In the US, one example of increased legislation is the California Consumer Privacy Act (CCPA) which took effect in July 2021. It gives consumers the right to know what personal data a company has access to and who it is shared with. In Brazil, the Lei Geral de Proteção de Dados (LGPD) came into force in 2021. The law imposes penalties of up to 2 percent of annual revenues on companies that fail to protect customer data. Meanwhile, China’s new data security law which came into effect in November 2021 will regulate how companies collect and handle personal data. It also aims to ensure data is protected when transferred outside the country.
“There’s a great deal of confusion, because there are so many standards out there [across different jurisdictions]… as well as a desire to — if we can — get global harmonisation, or at least within the US have a federal standard that supersedes state standards,” said Susan Scafidi, founder and academic director of the Fashion Law Institute at Fordham Law School in New York. “Hanging over all of this is this question of who owns our personal data, and who has the right to exploit it, and how.”
There is evidence that consumers are increasingly aware of their data rights. In 2019, around 60 percent of European consumers knew that rules exist to regulate the use of their data, an increase from around 40 percent in 2015. However, consumer attitudes remain uneven across jurisdictions. Consumers in the US and Europe are more concerned about corporate accumulation of personal data, while those in Brazil and China are more comfortable trading data privacy for personalised services.
In aggregate, the costs of data breaches and ransomware attacks are significant. Direct costs could include penalties and fees, lawsuits, remuneration to customers and the cost of recouping data. Experience shows that significant data breaches can cost companies tens of millions of dollars. There are also indirect costs associated with a potential loss of consumer trust and the struggle to acquire new customers following an incident.
Though complex cyber security measures often require significant investment, there are ways for SMEs and companies with fewer resources to take steps to improve their security. According to Spitzner, since the majority of attacks are still somewhat rudimentary, company leaders should at least focus on the basics. “If you don’t know where to start, start improving your defences in phishing and passwords,” he said.
In an increasingly complex online ecosystem, there is an imperative for fashion companies to boost their operational resilience when it comes to cyber security and allocate a greater proportion of their budget to such defences. That means assessing and actively managing cyber and data risk exposure in the business itself, its third parties and its value chain. Leaders will need to take a risk-based approach, building in-house knowledge and resources while also considering leaning on external support from cyber security firms. Other industries have concentrated these efforts around a dedicated role such as the chief information security officer, who closely ties into legal and privacy teams.
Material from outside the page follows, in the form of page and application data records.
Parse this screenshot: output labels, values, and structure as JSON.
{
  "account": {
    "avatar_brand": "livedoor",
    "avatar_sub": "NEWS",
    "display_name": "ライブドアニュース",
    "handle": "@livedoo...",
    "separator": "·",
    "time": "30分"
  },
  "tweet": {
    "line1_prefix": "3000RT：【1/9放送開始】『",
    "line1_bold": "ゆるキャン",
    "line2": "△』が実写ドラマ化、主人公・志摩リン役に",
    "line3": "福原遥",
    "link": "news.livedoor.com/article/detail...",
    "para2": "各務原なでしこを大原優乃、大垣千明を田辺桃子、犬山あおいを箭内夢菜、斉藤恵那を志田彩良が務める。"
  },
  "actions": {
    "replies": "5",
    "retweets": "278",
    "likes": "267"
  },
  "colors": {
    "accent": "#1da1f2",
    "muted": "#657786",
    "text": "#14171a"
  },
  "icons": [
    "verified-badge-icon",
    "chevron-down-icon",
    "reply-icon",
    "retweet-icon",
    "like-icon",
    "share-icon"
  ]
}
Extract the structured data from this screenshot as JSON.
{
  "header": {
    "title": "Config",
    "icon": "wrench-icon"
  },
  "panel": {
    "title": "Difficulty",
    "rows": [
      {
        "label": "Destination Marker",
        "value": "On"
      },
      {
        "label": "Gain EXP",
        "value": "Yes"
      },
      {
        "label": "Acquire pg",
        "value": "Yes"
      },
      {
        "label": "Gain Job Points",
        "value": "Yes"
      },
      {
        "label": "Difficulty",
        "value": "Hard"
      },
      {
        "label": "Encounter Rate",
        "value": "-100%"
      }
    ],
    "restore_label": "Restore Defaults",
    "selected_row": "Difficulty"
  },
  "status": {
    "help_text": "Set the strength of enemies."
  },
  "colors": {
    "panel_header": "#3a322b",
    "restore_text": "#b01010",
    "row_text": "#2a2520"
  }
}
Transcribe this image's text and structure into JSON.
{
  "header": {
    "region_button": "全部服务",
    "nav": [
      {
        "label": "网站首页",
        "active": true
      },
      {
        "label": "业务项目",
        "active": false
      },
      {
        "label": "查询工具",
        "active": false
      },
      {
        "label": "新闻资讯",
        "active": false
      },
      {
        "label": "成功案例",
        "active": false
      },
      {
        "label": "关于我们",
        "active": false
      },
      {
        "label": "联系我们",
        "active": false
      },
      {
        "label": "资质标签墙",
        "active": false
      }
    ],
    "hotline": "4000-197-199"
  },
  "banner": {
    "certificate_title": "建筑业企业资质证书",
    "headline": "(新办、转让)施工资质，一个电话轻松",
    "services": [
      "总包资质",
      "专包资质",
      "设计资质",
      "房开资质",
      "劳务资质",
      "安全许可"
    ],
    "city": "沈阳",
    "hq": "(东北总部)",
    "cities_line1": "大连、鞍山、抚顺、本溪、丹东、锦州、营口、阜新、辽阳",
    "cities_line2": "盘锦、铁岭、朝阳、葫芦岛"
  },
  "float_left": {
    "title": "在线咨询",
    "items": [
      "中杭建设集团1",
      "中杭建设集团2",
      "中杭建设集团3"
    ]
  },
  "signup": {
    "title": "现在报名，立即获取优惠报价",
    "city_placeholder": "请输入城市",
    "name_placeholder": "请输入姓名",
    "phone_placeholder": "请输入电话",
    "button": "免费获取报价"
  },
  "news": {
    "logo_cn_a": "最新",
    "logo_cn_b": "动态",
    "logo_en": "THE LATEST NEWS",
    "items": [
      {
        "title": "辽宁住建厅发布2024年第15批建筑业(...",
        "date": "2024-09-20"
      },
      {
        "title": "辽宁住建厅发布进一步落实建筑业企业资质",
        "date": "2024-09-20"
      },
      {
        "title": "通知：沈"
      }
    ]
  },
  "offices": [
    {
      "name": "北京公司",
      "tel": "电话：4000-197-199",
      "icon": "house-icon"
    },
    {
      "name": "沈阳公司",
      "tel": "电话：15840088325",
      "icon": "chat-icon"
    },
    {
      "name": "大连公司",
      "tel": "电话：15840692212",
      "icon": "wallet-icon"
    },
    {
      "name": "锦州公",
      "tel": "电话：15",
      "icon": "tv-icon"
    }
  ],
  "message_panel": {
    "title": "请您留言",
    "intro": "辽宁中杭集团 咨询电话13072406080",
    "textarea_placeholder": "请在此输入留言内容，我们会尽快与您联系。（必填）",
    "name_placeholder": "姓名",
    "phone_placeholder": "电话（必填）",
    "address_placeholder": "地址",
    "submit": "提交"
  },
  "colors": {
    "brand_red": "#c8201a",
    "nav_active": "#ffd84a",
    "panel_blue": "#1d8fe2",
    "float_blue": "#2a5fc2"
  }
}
Data is becoming both a strategic asset and a source of financial, reputational and operational risk. To meet customer expectations and comply with regulation, companies should put in place clear standards for the collection, use and storage of data. Moreover, they need to increase awareness of — and accountability for — threats while testing their cyber resilience through initiatives such as training frontline personnel on the sensitivity and handling of data. To prepare employees for the occurrence of a breach or attack, they should regularly organise cyber-attack simulations to test their response practices in real time, including the handling of communications to internal and external stakeholders. While there are many competing items on the C-suite agenda, cyber risk cannot be neglected.